> **Task brief**:
Extract the full set of records, then give each one again exactly.
==*==
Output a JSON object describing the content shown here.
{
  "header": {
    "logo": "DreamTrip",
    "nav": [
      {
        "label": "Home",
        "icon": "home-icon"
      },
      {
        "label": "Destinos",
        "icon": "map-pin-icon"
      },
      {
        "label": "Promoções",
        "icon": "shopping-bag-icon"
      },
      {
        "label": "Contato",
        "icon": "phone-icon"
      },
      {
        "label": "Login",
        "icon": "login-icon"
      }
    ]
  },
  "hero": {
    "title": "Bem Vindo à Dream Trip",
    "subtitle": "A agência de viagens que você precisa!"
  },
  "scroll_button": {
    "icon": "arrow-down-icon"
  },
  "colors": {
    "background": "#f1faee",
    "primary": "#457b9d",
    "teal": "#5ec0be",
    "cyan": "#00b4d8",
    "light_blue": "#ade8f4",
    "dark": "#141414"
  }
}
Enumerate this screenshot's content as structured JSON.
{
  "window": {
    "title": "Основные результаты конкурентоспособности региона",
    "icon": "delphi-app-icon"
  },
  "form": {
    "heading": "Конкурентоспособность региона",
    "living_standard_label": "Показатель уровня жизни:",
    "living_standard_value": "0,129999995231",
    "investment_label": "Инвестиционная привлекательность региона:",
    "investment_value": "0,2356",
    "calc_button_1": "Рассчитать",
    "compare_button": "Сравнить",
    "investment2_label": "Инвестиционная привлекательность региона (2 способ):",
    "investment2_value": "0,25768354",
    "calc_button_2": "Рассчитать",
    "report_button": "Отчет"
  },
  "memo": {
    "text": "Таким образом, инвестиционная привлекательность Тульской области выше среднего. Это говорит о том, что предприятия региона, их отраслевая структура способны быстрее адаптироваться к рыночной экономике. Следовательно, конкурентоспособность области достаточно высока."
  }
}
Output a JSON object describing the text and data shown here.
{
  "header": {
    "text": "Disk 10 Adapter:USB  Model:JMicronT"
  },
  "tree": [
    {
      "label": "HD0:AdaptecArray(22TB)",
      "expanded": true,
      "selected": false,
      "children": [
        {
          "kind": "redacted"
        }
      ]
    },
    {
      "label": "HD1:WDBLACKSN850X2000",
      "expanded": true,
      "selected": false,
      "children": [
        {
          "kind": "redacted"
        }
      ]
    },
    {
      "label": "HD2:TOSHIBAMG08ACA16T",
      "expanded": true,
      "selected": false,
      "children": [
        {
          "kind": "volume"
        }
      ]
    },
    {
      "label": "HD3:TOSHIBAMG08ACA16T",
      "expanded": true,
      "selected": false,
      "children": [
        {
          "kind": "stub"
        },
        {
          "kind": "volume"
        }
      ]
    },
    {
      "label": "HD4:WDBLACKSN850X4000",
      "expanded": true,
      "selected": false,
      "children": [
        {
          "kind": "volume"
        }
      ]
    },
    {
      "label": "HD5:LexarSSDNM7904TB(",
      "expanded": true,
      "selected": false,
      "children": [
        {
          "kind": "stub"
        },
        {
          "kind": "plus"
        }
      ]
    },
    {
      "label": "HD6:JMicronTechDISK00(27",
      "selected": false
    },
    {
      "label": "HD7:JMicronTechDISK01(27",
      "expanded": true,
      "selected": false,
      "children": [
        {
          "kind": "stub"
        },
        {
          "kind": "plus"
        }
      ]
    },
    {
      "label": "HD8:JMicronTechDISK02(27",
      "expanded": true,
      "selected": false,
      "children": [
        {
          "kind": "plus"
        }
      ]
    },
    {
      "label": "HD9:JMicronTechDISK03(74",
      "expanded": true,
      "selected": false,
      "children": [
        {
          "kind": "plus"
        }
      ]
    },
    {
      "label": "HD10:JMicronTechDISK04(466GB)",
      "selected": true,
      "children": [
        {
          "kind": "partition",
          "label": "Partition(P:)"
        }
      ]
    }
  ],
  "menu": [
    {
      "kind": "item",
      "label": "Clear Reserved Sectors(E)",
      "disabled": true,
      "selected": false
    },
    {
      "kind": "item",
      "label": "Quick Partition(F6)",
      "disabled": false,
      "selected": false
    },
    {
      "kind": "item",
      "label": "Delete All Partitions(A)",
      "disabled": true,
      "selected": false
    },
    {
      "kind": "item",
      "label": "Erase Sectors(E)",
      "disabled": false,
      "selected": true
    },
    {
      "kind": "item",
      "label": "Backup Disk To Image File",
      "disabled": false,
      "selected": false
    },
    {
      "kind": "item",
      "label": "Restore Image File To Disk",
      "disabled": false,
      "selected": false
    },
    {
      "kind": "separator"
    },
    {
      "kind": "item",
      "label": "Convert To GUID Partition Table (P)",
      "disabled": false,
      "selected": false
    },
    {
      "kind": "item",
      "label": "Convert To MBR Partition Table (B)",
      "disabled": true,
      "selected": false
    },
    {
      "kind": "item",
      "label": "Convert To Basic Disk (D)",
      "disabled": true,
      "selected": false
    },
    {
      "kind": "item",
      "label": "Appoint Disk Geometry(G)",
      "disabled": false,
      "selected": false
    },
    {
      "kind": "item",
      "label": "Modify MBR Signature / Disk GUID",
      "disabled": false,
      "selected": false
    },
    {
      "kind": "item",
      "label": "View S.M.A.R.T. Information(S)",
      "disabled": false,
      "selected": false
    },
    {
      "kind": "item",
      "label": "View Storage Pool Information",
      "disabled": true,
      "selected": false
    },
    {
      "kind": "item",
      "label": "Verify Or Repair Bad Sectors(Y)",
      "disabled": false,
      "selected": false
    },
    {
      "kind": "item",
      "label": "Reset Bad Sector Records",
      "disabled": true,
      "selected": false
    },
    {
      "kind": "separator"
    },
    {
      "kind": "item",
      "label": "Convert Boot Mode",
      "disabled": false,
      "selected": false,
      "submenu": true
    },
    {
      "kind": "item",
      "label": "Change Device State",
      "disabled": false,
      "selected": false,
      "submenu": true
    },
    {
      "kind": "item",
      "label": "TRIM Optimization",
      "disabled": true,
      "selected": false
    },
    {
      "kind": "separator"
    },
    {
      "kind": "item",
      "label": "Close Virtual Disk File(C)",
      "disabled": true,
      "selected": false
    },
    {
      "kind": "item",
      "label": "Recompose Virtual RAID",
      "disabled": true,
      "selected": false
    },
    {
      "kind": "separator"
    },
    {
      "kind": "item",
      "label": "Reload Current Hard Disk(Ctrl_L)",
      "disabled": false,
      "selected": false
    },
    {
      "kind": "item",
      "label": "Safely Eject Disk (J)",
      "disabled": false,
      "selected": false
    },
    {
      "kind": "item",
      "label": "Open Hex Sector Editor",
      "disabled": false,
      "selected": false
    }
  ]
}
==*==
> **Exercise result**:
Output a JSON object describing the content shown here.
{
  "header": {
    "logo": "DreamTrip",
    "nav": [
      {
        "label": "Home",
        "icon": "home-icon"
      },
      {
        "label": "Destinos",
        "icon": "map-pin-icon"
      },
      {
        "label": "Promoções",
        "icon": "shopping-bag-icon"
      },
      {
        "label": "Contato",
        "icon": "phone-icon"
      },
      {
        "label": "Login",
        "icon": "login-icon"
      }
    ]
  },
  "hero": {
    "title": "Bem Vindo à Dream Trip",
    "subtitle": "A agência de viagens que você precisa!"
  },
  "scroll_button": {
    "icon": "arrow-down-icon"
  },
  "colors": {
    "background": "#f1faee",
    "primary": "#457b9d",
    "teal": "#5ec0be",
    "cyan": "#00b4d8",
    "light_blue": "#ade8f4",
    "dark": "#141414"
  }
}
Enumerate this screenshot's content as structured JSON.
{
  "window": {
    "title": "Основные результаты конкурентоспособности региона",
    "icon": "delphi-app-icon"
  },
  "form": {
    "heading": "Конкурентоспособность региона",
    "living_standard_label": "Показатель уровня жизни:",
    "living_standard_value": "0,129999995231",
    "investment_label": "Инвестиционная привлекательность региона:",
    "investment_value": "0,2356",
    "calc_button_1": "Рассчитать",
    "compare_button": "Сравнить",
    "investment2_label": "Инвестиционная привлекательность региона (2 способ):",
    "investment2_value": "0,25768354",
    "calc_button_2": "Рассчитать",
    "report_button": "Отчет"
  },
  "memo": {
    "text": "Таким образом, инвестиционная привлекательность Тульской области выше среднего. Это говорит о том, что предприятия региона, их отраслевая структура способны быстрее адаптироваться к рыночной экономике. Следовательно, конкурентоспособность области достаточно высока."
  }
}
Output a JSON object describing the text and data shown here.
{
  "header": {
    "text": "Disk 10 Adapter:USB  Model:JMicronT"
  },
  "tree": [
    {
      "label": "HD0:AdaptecArray(22TB)",
      "expanded": true,
      "selected": false,
      "children": [
        {
          "kind": "redacted"
        }
      ]
    },
    {
      "label": "HD1:WDBLACKSN850X2000",
      "expanded": true,
      "selected": false,
      "children": [
        {
          "kind": "redacted"
        }
      ]
    },
    {
      "label": "HD2:TOSHIBAMG08ACA16T",
      "expanded": true,
      "selected": false,
      "children": [
        {
          "kind": "volume"
        }
      ]
    },
    {
      "label": "HD3:TOSHIBAMG08ACA16T",
      "expanded": true,
      "selected": false,
      "children": [
        {
          "kind": "stub"
        },
        {
          "kind": "volume"
        }
      ]
    },
    {
      "label": "HD4:WDBLACKSN850X4000",
      "expanded": true,
      "selected": false,
      "children": [
        {
          "kind": "volume"
        }
      ]
    },
    {
      "label": "HD5:LexarSSDNM7904TB(",
      "expanded": true,
      "selected": false,
      "children": [
        {
          "kind": "stub"
        },
        {
          "kind": "plus"
        }
      ]
    },
    {
      "label": "HD6:JMicronTechDISK00(27",
      "selected": false
    },
    {
      "label": "HD7:JMicronTechDISK01(27",
      "expanded": true,
      "selected": false,
      "children": [
        {
          "kind": "stub"
        },
        {
          "kind": "plus"
        }
      ]
    },
    {
      "label": "HD8:JMicronTechDISK02(27",
      "expanded": true,
      "selected": false,
      "children": [
        {
          "kind": "plus"
        }
      ]
    },
    {
      "label": "HD9:JMicronTechDISK03(74",
      "expanded": true,
      "selected": false,
      "children": [
        {
          "kind": "plus"
        }
      ]
    },
    {
      "label": "HD10:JMicronTechDISK04(466GB)",
      "selected": true,
      "children": [
        {
          "kind": "partition",
          "label": "Partition(P:)"
        }
      ]
    }
  ],
  "menu": [
    {
      "kind": "item",
      "label": "Clear Reserved Sectors(E)",
      "disabled": true,
      "selected": false
    },
    {
      "kind": "item",
      "label": "Quick Partition(F6)",
      "disabled": false,
      "selected": false
    },
    {
      "kind": "item",
      "label": "Delete All Partitions(A)",
      "disabled": true,
      "selected": false
    },
    {
      "kind": "item",
      "label": "Erase Sectors(E)",
      "disabled": false,
      "selected": true
    },
    {
      "kind": "item",
      "label": "Backup Disk To Image File",
      "disabled": false,
      "selected": false
    },
    {
      "kind": "item",
      "label": "Restore Image File To Disk",
      "disabled": false,
      "selected": false
    },
    {
      "kind": "separator"
    },
    {
      "kind": "item",
      "label": "Convert To GUID Partition Table (P)",
      "disabled": false,
      "selected": false
    },
    {
      "kind": "item",
      "label": "Convert To MBR Partition Table (B)",
      "disabled": true,
      "selected": false
    },
    {
      "kind": "item",
      "label": "Convert To Basic Disk (D)",
      "disabled": true,
      "selected": false
    },
    {
      "kind": "item",
      "label": "Appoint Disk Geometry(G)",
      "disabled": false,
      "selected": false
    },
    {
      "kind": "item",
      "label": "Modify MBR Signature / Disk GUID",
      "disabled": false,
      "selected": false
    },
    {
      "kind": "item",
      "label": "View S.M.A.R.T. Information(S)",
      "disabled": false,
      "selected": false
    },
    {
      "kind": "item",
      "label": "View Storage Pool Information",
      "disabled": true,
      "selected": false
    },
    {
      "kind": "item",
      "label": "Verify Or Repair Bad Sectors(Y)",
      "disabled": false,
      "selected": false
    },
    {
      "kind": "item",
      "label": "Reset Bad Sector Records",
      "disabled": true,
      "selected": false
    },
    {
      "kind": "separator"
    },
    {
      "kind": "item",
      "label": "Convert Boot Mode",
      "disabled": false,
      "selected": false,
      "submenu": true
    },
    {
      "kind": "item",
      "label": "Change Device State",
      "disabled": false,
      "selected": false,
      "submenu": true
    },
    {
      "kind": "item",
      "label": "TRIM Optimization",
      "disabled": true,
      "selected": false
    },
    {
      "kind": "separator"
    },
    {
      "kind": "item",
      "label": "Close Virtual Disk File(C)",
      "disabled": true,
      "selected": false
    },
    {
      "kind": "item",
      "label": "Recompose Virtual RAID",
      "disabled": true,
      "selected": false
    },
    {
      "kind": "separator"
    },
    {
      "kind": "item",
      "label": "Reload Current Hard Disk(Ctrl_L)",
      "disabled": false,
      "selected": false
    },
    {
      "kind": "item",
      "label": "Safely Eject Disk (J)",
      "disabled": false,
      "selected": false
    },
    {
      "kind": "item",
      "label": "Open Hex Sector Editor",
      "disabled": false,
      "selected": false
    }
  ]
}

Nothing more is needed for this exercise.